Take a moment to think about the vibe, and choose your attire accordingly—a flowy maxi for a beach wedding, florals for an afternoon barn soiree, sparkle for a downtown affair. Pretty much anything goes these days—black, red, sequins, long, short—but one rule remains steadfast: Do not wear white, or anything remotely close to it. If you're questioning whether or not something could be considered white, just stay away from it. The bride deserves her moment.
While it's true that you have one full year from the wedding date to send a gift, it's best to send it ahead of the event or bring a card with you. We're all busy, and the likelihood of forgetting afterward is high. Unless you know the couple incredibly well, stick to the registry—trust us, they've spent hours putting it together and it truly represents the items they want in their home. Monetary gifts and gift cards are also totally acceptable to send ahead or bring on the day. Try to stay away from bringing large gifts to the wedding; it just gives the couple one more thing to remember to bring home.
Just do it. This is a big moment for the bride and groom, and everyone should respect that, not to mention that the day is likely on a tight schedule. There's a lot to accomplish, and everything is probably planned to the minute, so don't be the one to throw it off course. If you've been invited to multiple events—rehearsal dinners, post-wedding brunches and so on—be timely for all, and go to as many as you can. This is the time to show up for your friends—they will really appreciate the support on such an important weekend.
First and foremost, silence your phone as soon as you arrive at the venue. When it comes to taking photos, just be wary of sticking your arms in the air to get a good shot. In fact, if you can help it, avoid it altogether during the ceremony. The couple is spending loads of money on professional photographers to capture their day, and it would be a shame to have their pictures cluttered with arms and iPhones of guests. The rules loosen once the party starts—that's the time to let your inner shutterbug loose. Go crazy taking candids and selfies, and use that hashtag! The couple will love scrolling through everyone's pictures the next morning and seeing the event through your eyes.
If you've got dietary restrictions, either make them known early or make do with your options without complaint.
Be up for anything—even the electric slide, if it comes to that—but don't get overly tipsy. Certainly enjoy yourself, but you don't want to be the second story line of the night.

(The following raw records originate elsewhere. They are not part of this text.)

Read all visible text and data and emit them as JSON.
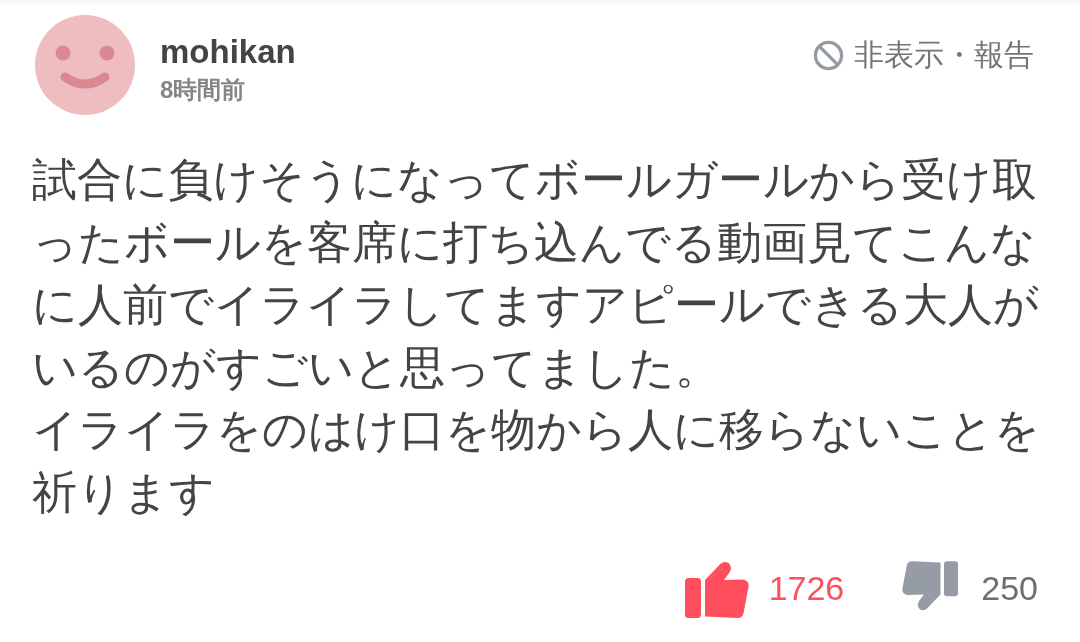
{
  "comment": {
    "author": {
      "name": "mohikan",
      "posted": "8時間前"
    },
    "report_link": "非表示・報告",
    "body": [
      "試合に負けそうになってボールガールから受け取ったボールを客席に打ち込んでる動画見てこんなに人前でイライラしてますアピールできる大人がいるのがすごいと思ってました。",
      "イライラをのはけ口を物から人に移らないことを祈ります"
    ],
    "reactions": [
      {
        "kind": "like",
        "count": "1726"
      },
      {
        "kind": "dislike",
        "count": "250"
      }
    ]
  }
}
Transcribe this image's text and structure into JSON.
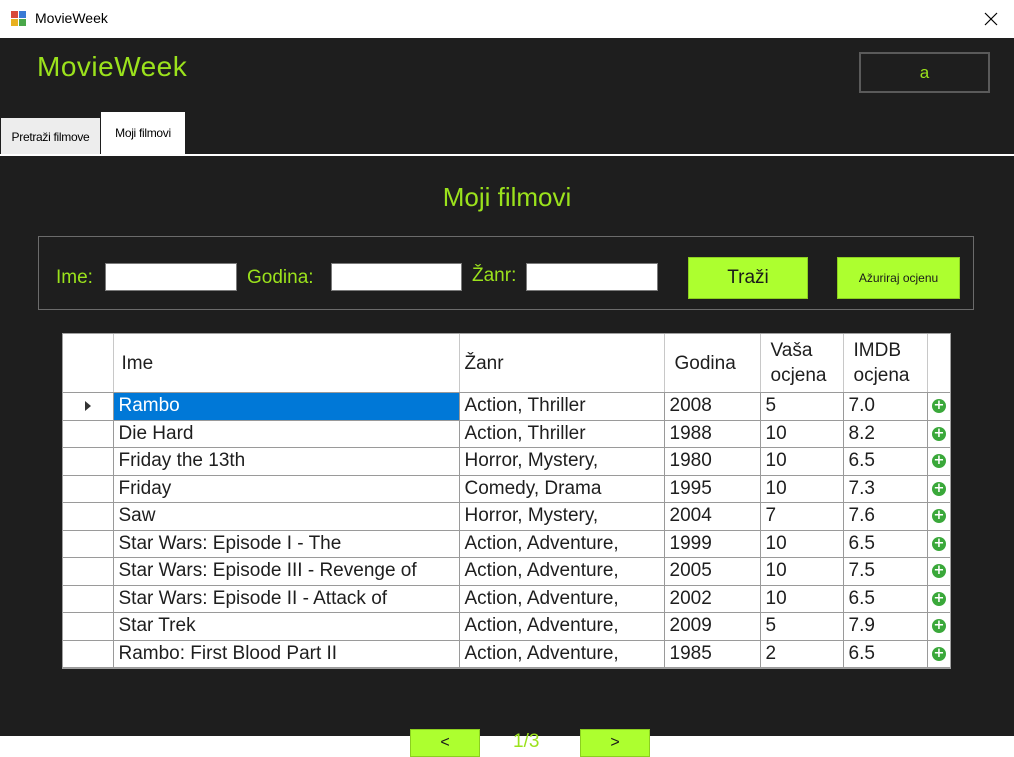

If you know the bride and groom from work, you may have never met their parents, or maybe you grew up across the street and have known them since birth. Either way, it's always nice to introduce yourself or take a moment to thank them for a beautiful experience and congratulate them. Along the same lines, definitely interact with the bride and groom, but don't pull them into any deep, profound conversations. They've got to talk to everyone and are likely floating on air, so we suggest a quick hug and a send-off straight to the dance floor.
Even if you're not totally into it—the bride and groom likely spent a lot of time thinking about those little gifts and DIYing them, and they don't want to see piles of them sitting on the table at the end of the night.
All in all, be mindful that it's the bride and groom's day. Do everything you can to contribute to making it special and easier on them, and never add extra stress or pressure. Let them slip into line for the restroom, join them for that 7am day-of yoga class they insist on, make sure their champagne glass is always full and get out there on the dance floor and give it your all. They worked really hard to create this experience for you and they want to see everyone having a good time—so get to it!